Jacob Rees-Mogg: Tackle fuel poverty by cutting unnecessary costs of energy
The Leader of the Opposition's desire to freeze energy prices may be economically illiterate and return to the policies of the 1970s which saw regular power cuts but nonetheless it reflected a deep concern.
The cost of energy has been increasing and looks set to rise further putting considerable pressure on household budgets. This has a direct effect as gas, electricity and oil bills rise but it also has an indirect one. This is partly because of the increased cost of hydrocarbon derived fertilisers which leads to higher food prices. Distribution systems have become more costly as have plastics. All of this combines to inflate the cost of living.
Unfortunately, part of this squeeze has come from deliberate acts of government policy. The nation is still suffering from the hubristic green zeal that led to costs being piled on the economy when times were good. The 2005 Climate Change Act committed us to long-term targets that are now unaffordable and the European Union is forcing us to close our coal-fuelled electricity generation. This is the cheapest source of electricity so every watt that is removed raises the average price for consumers.

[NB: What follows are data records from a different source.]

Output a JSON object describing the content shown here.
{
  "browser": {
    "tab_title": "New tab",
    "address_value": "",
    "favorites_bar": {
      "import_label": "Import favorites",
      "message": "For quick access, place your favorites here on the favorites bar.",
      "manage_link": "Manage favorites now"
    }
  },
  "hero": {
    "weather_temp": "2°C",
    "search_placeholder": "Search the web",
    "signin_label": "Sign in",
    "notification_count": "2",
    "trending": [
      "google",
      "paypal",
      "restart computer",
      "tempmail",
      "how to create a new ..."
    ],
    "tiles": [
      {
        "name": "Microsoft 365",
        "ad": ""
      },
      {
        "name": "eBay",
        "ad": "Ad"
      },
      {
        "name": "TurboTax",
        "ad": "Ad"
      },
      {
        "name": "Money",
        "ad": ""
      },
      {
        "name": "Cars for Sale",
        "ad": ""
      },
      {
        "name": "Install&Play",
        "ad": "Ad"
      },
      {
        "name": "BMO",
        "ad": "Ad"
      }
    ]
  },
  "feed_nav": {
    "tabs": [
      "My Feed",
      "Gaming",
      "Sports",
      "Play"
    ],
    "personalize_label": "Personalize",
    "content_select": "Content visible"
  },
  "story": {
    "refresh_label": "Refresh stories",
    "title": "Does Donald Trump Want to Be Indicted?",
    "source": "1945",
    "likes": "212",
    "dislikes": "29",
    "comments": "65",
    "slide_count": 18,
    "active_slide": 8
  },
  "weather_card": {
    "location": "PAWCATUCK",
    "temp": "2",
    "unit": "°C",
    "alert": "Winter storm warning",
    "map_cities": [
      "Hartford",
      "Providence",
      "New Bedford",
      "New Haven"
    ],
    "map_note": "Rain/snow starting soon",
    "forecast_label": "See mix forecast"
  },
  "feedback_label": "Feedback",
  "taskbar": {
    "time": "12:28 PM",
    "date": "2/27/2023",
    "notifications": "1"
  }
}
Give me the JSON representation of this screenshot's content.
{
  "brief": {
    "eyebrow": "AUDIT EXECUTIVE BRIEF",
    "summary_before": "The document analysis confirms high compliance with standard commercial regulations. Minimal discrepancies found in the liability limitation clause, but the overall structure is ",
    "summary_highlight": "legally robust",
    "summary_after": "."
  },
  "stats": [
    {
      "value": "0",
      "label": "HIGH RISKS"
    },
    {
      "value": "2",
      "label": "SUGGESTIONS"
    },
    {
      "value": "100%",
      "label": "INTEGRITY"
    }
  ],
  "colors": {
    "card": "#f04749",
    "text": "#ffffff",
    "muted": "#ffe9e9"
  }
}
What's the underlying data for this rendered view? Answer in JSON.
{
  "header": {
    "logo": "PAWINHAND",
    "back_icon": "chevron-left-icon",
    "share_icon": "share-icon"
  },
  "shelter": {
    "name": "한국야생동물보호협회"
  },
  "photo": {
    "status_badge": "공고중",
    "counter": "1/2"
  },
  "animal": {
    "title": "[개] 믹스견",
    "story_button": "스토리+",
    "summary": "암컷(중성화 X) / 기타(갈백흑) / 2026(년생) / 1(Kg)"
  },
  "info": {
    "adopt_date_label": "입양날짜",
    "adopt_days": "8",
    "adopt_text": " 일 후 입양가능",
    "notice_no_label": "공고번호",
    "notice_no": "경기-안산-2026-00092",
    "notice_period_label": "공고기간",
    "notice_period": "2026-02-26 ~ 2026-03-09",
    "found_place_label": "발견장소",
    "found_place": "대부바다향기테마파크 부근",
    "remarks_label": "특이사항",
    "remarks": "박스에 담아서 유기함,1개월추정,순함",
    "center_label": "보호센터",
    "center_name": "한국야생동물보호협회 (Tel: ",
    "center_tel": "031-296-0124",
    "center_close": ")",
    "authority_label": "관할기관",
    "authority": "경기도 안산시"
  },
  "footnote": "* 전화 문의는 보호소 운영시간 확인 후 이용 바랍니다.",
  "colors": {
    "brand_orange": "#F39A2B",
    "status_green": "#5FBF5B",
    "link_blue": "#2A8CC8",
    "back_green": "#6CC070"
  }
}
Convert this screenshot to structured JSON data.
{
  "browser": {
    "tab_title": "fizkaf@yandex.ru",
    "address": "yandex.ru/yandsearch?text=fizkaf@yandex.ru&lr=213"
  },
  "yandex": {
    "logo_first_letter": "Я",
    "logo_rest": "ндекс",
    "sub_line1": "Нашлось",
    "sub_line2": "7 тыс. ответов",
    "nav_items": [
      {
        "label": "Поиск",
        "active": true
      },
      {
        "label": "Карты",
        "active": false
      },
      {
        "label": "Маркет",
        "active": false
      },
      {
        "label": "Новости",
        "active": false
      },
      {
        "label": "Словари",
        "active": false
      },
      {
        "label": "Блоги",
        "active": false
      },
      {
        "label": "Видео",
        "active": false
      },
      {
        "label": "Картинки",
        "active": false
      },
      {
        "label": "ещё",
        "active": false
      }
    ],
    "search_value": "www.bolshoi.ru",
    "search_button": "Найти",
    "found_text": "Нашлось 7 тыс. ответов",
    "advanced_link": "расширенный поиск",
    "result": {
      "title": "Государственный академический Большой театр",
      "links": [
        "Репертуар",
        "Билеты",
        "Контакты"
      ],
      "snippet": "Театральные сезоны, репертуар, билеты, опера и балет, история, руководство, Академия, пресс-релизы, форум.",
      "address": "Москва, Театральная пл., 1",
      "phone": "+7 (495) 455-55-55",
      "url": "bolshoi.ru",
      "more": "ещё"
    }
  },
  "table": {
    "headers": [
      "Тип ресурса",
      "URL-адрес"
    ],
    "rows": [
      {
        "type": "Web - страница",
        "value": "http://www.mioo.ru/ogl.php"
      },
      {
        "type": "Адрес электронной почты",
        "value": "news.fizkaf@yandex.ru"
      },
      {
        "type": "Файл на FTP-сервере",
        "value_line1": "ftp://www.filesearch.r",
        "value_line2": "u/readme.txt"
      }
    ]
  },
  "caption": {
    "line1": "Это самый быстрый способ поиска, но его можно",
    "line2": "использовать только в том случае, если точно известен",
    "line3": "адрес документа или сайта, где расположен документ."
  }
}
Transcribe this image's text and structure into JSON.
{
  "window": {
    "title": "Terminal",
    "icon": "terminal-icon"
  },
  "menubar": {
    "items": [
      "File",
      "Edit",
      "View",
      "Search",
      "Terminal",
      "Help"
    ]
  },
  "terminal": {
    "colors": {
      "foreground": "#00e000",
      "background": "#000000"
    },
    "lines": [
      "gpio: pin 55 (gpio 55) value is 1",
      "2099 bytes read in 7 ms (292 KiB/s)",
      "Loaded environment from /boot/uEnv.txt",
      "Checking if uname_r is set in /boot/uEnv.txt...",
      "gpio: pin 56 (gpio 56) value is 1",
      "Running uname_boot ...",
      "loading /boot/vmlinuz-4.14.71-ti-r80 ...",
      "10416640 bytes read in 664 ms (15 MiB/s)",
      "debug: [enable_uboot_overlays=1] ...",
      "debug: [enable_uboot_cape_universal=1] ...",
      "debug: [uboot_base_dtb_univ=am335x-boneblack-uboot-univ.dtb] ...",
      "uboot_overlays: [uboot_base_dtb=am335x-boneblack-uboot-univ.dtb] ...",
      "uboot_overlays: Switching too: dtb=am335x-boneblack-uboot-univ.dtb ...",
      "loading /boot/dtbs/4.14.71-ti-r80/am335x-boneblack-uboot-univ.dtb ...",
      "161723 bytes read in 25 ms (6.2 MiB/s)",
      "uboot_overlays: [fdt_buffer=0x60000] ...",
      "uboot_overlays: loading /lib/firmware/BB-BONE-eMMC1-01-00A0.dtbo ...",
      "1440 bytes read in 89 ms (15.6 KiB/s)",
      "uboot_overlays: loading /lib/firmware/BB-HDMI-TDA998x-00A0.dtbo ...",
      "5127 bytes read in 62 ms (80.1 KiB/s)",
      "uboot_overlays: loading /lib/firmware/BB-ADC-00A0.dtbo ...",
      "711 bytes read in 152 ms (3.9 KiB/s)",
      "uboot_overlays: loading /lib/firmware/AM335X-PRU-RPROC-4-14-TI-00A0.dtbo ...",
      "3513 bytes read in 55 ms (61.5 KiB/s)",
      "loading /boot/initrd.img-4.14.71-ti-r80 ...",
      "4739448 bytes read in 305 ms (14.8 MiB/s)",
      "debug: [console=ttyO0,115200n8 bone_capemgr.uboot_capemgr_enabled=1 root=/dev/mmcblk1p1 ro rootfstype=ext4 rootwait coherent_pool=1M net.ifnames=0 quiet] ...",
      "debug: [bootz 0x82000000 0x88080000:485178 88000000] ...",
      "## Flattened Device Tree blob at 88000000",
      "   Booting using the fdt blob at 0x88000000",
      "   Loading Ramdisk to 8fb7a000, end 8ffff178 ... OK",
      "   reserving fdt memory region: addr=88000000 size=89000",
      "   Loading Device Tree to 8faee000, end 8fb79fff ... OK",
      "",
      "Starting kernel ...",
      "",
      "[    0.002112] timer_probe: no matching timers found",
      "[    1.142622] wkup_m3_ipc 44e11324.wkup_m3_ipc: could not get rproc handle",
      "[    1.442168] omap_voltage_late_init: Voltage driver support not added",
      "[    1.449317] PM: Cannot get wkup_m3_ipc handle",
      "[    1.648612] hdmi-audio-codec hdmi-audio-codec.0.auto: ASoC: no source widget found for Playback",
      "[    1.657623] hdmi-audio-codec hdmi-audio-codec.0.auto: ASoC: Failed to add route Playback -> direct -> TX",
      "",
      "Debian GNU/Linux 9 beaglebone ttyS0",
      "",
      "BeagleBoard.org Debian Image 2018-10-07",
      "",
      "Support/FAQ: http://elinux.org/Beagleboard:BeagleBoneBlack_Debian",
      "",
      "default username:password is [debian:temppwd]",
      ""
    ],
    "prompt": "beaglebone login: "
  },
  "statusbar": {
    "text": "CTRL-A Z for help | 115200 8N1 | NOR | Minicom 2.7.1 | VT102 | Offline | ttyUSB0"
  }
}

This needs to change and the focus of government policy ought to be the cost of living. Even those who accept anthropomorphic climate change recognise that the United Kingdom's contribution is tiny compared to the rest of the world, especially to the emerging markets whose emissions increase in weeks by the amount that we emit each year.
Fuel poverty is a growing problem in this constituency, it is time to help people's standard of living improve and cut the unnecessary costs of energy.